# What this task involves:
Where a line in the data below includes the word "Level", count it. State the total and nothing more.

# Exercise data:
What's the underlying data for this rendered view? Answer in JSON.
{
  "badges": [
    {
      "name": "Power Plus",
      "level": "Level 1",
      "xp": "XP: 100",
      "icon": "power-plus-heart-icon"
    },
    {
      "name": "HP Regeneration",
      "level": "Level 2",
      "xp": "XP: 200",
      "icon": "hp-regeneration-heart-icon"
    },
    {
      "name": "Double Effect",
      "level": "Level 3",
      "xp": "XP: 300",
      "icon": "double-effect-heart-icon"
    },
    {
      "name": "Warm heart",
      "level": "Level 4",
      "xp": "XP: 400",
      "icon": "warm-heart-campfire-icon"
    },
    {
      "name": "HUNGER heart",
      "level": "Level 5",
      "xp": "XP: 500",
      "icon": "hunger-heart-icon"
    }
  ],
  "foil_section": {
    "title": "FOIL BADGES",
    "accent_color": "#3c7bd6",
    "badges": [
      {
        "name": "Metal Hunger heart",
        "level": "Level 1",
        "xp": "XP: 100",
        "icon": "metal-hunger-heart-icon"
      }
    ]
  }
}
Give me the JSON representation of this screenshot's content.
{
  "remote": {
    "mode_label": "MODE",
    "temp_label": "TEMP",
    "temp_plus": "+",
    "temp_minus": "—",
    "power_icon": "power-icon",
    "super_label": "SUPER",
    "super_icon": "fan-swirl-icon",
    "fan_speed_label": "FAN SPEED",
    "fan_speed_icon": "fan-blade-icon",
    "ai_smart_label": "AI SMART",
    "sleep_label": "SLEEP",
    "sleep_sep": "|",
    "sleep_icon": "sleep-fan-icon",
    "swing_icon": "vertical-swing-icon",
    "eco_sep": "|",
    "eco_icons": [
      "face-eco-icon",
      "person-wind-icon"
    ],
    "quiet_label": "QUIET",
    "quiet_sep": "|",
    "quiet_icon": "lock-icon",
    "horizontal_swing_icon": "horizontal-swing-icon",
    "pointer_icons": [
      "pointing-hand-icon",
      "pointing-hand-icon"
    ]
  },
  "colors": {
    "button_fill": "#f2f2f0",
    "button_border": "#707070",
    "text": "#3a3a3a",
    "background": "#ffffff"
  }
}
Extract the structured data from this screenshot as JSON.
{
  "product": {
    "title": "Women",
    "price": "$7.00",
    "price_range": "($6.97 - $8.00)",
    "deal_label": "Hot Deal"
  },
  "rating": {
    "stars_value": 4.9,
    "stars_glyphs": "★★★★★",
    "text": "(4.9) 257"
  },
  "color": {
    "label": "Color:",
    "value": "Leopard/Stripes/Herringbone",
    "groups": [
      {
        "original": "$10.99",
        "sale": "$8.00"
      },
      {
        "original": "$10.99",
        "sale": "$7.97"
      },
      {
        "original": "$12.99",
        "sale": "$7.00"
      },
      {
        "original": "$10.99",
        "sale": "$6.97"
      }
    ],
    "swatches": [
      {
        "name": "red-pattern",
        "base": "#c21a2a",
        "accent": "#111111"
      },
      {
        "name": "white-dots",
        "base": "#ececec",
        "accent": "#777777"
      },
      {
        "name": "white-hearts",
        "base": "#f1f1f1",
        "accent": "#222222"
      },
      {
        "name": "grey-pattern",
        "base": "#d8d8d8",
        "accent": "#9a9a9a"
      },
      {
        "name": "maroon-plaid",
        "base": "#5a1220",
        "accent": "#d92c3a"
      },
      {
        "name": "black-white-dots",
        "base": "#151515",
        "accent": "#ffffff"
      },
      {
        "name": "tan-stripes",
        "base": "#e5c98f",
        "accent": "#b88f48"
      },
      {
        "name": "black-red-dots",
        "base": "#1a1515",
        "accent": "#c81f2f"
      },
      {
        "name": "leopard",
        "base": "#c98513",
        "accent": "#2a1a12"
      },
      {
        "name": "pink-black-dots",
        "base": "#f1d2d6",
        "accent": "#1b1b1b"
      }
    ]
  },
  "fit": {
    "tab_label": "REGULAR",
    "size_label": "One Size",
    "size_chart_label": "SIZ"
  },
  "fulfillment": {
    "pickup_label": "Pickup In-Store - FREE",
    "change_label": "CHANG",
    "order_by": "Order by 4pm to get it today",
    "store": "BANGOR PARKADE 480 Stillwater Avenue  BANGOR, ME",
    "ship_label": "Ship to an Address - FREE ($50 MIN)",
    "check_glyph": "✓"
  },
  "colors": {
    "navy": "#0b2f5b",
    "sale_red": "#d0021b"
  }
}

# Written reply:
6